Edward Snowden, a 29-year-old former employee of the CIA who has spent the last four years working with the NSA in conjunction with various defense contractors.
Snowden handed over a bulk of highly classified material from the secretive organization to Guardian journalist Glenn Greenwald, who describes the initial set of materials: In a note accompanying the first set of documents he provided, he wrote: “I understand that I will be made to suffer for my actions,” but “I will be satisfied if the federation of secret law, unequal pardon and irresistible executive powers that rule the world that I love are revealed even for an instant.” […] Despite these fears, he remained hopeful his outing will not divert attention from the substance of his disclosures. “I really want the focus to be on these documents and the debate which I hope this will trigger among citizens around the globe about what kind of world we want to live in.” He added: “My sole motive is to inform the public as to that which is done in their name and that which is done against them.”
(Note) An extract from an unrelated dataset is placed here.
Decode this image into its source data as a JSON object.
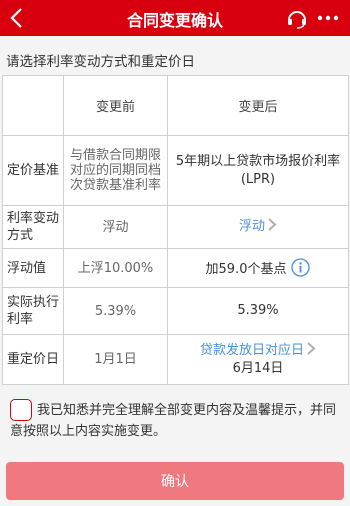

After copying the last amount of information, Snowden asked for some time off, and disappeared from his domestic life in Hawaii rather mysteriously. He has since been hiding out in a hotel room in Hong Kong.
Edward Snowden is well aware that the United States government will almost certainly arrest and prosecute him: He predicts the government will launch an investigation and “say I have broken the Espionage Act and helped our enemies, but that can be used against anyone who points out how massive and invasive the system has become”. The only time he became emotional during the many hours of interviews was when he pondered the impact his choices would have on his family, many of whom work for the US government. “The only thing I fear is the harmful effects on my family, who I won’t be able to help any more. That’s what keeps me up at night,” he said, his eyes welling up with tears.
Edward Snowden: the whistleblower behind the NSA surveillance revelations